__Directions__
Lines containing the string "consent": how many are there below? Answer with the number only.

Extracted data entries
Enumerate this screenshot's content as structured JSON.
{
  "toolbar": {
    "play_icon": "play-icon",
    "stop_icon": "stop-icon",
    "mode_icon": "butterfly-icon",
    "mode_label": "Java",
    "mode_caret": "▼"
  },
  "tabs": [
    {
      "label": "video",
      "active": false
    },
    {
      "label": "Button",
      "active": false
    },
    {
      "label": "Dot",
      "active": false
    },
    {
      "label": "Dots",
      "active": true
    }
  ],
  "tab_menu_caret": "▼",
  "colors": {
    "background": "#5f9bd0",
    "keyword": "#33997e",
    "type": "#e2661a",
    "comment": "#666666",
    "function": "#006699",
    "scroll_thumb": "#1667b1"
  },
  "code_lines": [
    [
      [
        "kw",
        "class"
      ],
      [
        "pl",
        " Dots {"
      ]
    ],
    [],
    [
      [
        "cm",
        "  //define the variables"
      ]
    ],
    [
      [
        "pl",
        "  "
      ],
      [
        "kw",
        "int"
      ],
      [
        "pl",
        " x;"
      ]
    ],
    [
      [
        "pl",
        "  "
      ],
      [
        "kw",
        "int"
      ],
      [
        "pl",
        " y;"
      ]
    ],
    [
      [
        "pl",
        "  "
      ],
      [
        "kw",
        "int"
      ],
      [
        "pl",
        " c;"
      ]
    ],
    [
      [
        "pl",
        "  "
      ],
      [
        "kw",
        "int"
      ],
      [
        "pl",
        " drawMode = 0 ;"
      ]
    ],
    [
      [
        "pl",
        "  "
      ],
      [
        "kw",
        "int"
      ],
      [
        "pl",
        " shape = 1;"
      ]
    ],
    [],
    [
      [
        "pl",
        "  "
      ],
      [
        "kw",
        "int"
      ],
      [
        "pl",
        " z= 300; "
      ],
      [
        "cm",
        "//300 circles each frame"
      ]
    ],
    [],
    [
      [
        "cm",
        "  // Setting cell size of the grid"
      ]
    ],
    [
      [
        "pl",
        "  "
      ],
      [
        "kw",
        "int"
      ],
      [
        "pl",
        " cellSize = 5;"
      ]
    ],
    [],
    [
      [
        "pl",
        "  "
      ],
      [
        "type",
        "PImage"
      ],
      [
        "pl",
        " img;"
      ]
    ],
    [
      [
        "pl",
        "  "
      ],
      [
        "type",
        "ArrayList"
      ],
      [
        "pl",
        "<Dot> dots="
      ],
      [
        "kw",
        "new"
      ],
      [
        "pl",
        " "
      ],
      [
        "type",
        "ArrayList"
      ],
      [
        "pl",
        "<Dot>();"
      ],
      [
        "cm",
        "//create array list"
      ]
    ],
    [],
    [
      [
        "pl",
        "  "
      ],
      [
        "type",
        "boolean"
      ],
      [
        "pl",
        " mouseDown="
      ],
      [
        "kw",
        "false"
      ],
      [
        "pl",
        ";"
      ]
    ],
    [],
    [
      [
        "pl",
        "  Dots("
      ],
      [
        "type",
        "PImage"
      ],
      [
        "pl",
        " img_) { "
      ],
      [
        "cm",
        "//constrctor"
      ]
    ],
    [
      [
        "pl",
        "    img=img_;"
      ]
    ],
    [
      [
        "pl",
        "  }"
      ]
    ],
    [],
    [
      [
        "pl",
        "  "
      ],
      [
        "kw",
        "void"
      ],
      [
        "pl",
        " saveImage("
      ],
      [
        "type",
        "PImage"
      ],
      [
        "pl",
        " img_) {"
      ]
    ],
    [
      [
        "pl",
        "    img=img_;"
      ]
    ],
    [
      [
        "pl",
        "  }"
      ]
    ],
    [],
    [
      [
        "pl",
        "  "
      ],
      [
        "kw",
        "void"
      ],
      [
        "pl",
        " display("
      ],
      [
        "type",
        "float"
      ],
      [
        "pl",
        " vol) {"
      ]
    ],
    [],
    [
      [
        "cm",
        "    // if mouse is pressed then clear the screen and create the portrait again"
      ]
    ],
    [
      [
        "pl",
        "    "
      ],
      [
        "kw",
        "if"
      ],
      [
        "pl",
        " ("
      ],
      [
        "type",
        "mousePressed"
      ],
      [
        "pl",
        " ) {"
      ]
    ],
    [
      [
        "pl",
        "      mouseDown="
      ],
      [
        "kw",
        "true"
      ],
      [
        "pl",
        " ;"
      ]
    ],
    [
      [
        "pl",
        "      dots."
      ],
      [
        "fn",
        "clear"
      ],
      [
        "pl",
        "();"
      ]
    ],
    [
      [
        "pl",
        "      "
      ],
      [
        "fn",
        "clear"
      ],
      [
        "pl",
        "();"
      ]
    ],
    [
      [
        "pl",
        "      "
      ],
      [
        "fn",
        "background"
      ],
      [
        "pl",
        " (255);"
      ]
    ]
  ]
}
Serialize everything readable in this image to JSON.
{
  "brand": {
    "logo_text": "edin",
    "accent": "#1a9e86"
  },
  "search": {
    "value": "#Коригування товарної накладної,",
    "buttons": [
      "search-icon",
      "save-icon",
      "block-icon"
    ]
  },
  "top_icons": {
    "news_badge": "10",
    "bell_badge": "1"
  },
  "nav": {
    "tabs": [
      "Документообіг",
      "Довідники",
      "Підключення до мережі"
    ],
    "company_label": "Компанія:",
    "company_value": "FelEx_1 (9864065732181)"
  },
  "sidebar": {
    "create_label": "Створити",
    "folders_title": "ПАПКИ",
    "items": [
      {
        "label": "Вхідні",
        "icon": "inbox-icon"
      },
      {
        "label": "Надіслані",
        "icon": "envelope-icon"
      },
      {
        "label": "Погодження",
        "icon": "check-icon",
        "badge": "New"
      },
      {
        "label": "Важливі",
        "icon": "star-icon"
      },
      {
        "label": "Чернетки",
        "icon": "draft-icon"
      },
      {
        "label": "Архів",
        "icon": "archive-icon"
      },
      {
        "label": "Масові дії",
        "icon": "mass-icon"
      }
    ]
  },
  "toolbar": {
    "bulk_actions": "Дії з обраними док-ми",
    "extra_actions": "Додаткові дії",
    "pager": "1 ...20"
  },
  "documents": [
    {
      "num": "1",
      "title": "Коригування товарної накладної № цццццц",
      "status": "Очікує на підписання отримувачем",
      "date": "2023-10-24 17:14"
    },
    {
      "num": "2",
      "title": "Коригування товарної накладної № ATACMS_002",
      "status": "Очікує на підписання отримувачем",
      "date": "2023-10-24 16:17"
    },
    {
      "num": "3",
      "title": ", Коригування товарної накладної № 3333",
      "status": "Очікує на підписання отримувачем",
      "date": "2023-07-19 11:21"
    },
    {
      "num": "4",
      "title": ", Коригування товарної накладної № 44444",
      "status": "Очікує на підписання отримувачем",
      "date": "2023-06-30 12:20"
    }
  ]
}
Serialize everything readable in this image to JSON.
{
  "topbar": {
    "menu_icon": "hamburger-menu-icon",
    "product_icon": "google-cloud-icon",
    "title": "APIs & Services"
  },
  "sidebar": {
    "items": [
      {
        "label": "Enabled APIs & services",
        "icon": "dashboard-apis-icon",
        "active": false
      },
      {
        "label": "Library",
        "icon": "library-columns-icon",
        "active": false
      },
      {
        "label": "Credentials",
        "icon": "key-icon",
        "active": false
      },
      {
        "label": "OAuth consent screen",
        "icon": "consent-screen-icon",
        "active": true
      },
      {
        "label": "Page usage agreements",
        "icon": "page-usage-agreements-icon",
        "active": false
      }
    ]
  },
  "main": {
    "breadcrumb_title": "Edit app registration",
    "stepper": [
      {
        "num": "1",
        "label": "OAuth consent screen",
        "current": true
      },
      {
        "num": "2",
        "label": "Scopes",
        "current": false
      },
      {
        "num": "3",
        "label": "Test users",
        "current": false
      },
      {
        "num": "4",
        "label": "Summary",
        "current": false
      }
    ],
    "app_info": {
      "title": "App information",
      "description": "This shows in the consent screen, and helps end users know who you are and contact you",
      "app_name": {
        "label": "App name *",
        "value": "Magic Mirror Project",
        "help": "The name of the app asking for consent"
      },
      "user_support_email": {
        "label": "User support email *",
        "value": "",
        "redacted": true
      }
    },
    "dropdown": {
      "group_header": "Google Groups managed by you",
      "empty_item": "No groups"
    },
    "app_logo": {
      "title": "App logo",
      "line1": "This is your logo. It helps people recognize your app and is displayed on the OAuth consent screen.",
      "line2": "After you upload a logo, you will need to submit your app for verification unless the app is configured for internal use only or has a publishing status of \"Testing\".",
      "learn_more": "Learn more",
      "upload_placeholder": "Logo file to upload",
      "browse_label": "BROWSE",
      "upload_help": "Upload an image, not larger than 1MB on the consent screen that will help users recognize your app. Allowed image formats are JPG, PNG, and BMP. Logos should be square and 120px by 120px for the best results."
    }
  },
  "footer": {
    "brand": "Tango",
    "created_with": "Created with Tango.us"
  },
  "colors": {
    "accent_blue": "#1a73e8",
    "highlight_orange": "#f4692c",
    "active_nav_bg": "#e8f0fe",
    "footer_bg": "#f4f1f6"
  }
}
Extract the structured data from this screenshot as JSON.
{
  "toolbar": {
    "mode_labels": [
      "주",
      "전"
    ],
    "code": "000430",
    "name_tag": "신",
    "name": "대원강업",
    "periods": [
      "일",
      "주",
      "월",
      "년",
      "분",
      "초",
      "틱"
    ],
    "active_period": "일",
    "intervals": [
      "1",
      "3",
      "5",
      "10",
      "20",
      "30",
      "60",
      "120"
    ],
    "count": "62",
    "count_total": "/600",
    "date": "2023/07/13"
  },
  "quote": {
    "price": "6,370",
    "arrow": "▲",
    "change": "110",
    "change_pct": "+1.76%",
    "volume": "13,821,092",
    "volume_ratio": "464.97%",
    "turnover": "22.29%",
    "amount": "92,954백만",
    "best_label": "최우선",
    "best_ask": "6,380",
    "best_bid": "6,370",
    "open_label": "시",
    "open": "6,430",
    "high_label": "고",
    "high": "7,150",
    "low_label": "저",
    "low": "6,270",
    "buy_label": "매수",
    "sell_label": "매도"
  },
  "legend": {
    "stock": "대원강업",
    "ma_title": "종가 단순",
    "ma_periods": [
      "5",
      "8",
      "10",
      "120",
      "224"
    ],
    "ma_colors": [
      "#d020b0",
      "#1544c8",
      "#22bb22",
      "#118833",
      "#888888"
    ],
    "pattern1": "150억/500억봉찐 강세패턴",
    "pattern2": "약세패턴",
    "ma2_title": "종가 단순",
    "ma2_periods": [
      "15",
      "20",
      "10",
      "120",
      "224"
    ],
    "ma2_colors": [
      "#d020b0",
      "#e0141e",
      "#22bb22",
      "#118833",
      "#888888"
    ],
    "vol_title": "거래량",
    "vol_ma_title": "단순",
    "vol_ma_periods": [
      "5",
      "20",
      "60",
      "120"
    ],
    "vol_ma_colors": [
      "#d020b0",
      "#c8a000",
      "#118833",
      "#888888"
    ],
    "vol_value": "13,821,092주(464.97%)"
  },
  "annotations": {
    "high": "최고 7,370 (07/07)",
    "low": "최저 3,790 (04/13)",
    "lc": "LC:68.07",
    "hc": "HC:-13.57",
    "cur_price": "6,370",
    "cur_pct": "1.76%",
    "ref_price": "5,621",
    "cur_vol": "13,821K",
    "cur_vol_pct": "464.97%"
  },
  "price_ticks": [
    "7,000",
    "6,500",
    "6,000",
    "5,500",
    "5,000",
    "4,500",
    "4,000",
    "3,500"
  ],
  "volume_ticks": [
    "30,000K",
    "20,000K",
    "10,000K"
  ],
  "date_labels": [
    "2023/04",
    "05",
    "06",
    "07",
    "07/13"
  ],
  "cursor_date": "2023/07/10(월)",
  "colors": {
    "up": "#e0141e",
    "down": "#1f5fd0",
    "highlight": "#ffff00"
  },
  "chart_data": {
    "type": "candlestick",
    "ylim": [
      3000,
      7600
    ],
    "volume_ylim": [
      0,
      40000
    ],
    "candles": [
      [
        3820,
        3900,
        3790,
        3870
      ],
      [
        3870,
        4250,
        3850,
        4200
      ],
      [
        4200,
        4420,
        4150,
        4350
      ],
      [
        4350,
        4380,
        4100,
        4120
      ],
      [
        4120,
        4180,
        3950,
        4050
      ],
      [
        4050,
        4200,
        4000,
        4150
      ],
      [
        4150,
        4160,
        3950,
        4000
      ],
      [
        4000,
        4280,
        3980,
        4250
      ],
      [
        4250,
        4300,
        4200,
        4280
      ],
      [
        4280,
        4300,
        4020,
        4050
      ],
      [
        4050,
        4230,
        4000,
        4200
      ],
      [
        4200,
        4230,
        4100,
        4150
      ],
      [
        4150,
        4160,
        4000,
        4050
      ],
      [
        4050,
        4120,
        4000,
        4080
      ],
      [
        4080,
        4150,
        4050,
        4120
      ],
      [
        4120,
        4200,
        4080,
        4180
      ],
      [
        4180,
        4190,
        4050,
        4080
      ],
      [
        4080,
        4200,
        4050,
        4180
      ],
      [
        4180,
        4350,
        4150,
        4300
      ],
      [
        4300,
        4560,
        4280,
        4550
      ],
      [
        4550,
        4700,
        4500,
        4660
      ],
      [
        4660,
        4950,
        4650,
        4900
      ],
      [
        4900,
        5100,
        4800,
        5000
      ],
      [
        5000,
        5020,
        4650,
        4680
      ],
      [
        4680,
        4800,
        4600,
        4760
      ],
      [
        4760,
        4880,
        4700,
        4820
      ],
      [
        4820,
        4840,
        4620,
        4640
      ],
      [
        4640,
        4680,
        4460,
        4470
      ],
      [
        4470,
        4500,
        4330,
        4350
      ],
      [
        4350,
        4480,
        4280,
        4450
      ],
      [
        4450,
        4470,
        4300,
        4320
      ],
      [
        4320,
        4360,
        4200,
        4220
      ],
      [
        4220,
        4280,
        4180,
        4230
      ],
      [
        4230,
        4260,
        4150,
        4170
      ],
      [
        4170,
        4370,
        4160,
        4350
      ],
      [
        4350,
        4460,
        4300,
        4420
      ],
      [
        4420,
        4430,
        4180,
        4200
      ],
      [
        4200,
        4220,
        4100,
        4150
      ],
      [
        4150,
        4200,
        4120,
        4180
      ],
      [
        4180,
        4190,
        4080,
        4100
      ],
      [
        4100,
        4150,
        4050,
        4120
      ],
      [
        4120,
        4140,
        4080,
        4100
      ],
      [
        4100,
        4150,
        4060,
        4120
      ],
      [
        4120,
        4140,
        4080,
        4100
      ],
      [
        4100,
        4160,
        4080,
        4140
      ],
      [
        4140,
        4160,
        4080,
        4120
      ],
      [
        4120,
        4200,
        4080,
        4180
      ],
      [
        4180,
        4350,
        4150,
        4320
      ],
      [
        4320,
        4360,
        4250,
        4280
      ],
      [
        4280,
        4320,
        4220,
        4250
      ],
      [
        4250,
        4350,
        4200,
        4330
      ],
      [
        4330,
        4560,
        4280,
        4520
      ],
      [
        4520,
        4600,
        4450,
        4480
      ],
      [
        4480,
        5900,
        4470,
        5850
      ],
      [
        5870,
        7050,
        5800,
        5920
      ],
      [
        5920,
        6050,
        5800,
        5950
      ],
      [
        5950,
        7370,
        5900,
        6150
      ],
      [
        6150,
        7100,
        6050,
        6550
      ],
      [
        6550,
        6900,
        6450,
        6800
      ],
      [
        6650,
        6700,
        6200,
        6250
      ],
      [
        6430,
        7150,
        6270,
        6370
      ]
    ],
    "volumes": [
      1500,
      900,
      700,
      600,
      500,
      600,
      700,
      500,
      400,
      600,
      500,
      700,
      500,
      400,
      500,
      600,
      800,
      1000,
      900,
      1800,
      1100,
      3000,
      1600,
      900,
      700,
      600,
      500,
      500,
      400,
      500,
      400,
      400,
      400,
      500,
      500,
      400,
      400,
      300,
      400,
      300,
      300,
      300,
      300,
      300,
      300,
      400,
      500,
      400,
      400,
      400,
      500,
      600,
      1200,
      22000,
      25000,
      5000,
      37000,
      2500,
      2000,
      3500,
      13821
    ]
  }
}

__Response box__
7